Financial reporting consolidation is the process of combining financial data from various business units or subsidiaries within an organization to produce a consolidated set of financial statements. This process involves collecting, validating, and aggregating financial information from various sources to provide a comprehensive view of an organization’s financial position, performance, and cash flow.
The process of financial statement consolidation includes the following steps:
Collection of financial data:
This includes collecting financial data from various sources such as sub-financial statements, general ledger, balance sheet, bank statement, etc.
Reconciliation of intragroup transactions:
Where multiple business units or subsidiaries are involved, there may be intercompany transactions that need to be eliminated or adjusted to avoid double counting revenues and expenses.
Elimination of minority shareholders:
If the parent company does not own 100% of the subsidiary’s shares, the portion of the subsidiary’s results belonging to minority shareholders is excluded from the consolidated financial statements. Currency conversion:
If subsidiaries operate in different countries with different currencies, their financial data must be converted into a common currency for consolidation purposes.
Create a delete entry:
A deletion posting is made to remove all intercompany transactions and balances adjusted in step 2.
Consolidated financial statements:
After all customizations are complete, consolidate your financial statements to create a single set of financial statements for your entire organization.
Analysis of Consolidated Financial Statements:
The final step is to analyze the consolidated financial statements to assess the organization’s overall financial performance.
In summary, the process of consolidating financial reporting involves combining financial data from various business units or subsidiaries to obtain a comprehensive view of an organization’s financial position, performance, and cash flow. This process is critical to providing stakeholders with accurate and reliable information for decision-making and compliance purposes.
To avoid repeated postings during consolidation, it is important to conduct a thorough review and analysis of the financial data being consolidated. Here are some steps you can take to prevent repeated entries:
Create an integration plan.

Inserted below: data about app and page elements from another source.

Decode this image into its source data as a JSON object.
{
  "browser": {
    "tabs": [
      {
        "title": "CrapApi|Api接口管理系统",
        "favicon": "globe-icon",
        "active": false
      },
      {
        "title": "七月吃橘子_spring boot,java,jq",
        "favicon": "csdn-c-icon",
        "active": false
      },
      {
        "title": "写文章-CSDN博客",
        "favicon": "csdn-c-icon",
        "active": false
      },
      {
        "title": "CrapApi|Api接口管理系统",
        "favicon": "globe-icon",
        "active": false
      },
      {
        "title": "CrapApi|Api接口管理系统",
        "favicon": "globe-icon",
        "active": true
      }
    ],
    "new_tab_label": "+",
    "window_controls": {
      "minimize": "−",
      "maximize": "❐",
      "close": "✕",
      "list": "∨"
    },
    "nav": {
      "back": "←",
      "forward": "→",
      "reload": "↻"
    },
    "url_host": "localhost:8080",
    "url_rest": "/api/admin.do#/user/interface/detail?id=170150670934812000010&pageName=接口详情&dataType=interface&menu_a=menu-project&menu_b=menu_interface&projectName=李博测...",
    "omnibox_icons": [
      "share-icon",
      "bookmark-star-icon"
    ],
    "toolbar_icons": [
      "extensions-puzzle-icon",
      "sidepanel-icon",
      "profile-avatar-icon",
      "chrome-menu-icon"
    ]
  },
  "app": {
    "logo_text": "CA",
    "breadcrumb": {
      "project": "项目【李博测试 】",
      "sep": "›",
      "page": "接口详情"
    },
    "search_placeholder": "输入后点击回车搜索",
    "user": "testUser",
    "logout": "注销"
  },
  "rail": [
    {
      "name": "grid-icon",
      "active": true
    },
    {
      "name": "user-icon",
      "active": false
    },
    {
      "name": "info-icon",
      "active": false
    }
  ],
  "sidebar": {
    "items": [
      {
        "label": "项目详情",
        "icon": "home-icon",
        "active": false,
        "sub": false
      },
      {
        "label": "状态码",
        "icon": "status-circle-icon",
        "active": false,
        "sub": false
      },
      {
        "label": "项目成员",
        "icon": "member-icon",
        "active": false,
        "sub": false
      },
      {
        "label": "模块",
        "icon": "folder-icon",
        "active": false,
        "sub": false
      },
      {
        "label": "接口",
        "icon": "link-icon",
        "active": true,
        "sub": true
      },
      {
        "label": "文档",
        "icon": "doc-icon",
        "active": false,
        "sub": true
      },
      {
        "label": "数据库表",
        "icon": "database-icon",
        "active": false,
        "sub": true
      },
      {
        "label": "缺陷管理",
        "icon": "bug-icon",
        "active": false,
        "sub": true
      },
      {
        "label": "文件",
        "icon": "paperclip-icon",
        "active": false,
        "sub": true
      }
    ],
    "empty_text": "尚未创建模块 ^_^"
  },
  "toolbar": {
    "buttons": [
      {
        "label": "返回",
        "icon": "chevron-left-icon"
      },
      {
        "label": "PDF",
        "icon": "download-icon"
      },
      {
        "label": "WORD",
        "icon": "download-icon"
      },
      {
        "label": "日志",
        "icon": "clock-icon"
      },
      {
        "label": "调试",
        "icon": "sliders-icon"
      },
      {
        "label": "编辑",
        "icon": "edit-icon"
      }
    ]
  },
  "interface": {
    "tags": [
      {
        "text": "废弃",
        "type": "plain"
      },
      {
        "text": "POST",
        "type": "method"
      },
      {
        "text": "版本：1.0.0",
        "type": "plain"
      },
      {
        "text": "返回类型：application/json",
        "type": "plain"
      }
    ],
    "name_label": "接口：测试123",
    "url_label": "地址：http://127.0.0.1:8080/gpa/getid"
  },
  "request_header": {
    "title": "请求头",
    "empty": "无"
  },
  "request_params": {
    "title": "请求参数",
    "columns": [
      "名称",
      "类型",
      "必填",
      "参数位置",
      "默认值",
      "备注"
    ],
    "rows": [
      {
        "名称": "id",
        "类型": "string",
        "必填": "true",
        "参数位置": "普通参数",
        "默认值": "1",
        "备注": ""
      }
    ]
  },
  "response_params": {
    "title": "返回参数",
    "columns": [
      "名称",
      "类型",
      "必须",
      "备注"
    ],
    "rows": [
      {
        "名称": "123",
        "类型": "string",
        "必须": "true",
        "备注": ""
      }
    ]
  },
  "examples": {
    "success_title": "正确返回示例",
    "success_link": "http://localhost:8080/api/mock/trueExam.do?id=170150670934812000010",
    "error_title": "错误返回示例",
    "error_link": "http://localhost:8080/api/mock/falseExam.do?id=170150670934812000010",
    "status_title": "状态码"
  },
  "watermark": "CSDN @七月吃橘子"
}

Before you consolidate your financial statements, it is important to develop a consolidation plan that outlines the steps you will take to avoid duplicate entries. This plan should include reviewing the chart of accounts, reviewing intercompany transactions, and reviewing other areas where duplicate entries may occur.
Check your chart of accounts.
One of the first steps to verify your entries is to check your chart of accounts. This allows you to identify duplicate or misclassified accounts. This review should include a comparison of the chart of accounts of each consolidated subsidiary or entity to ensure that there are no duplicates.
Check intercompany transactions.
Intercompany transactions can be a significant source of duplicate entries. These transactions occur when a subsidiary or business unit within an organization transacts with another subsidiary or business unit. It is important to review intercompany transactions to ensure they are properly recorded and duplicate entries are removed.
Use integrated software.
Consolidation software automates the consolidation process and helps identify duplicate entries. The software flags potential duplicate entries for quick and efficient review and elimination.
Do a detailed check.
Finally, it is important to conduct a detailed review of consolidated financial data. This review should include a general ledger comparison for each consolidated subsidiary or business unit and a review of all other financial data such as: B. Includes balance sheet and bank statement. A full scan allows you to identify potential duplicate entries and take action to eliminate them.
Overall, avoiding repeated postings during consolidation requires careful planning and review of financial data. Following these procedures will help ensure the accuracy and reliability of our consolidated financial statements.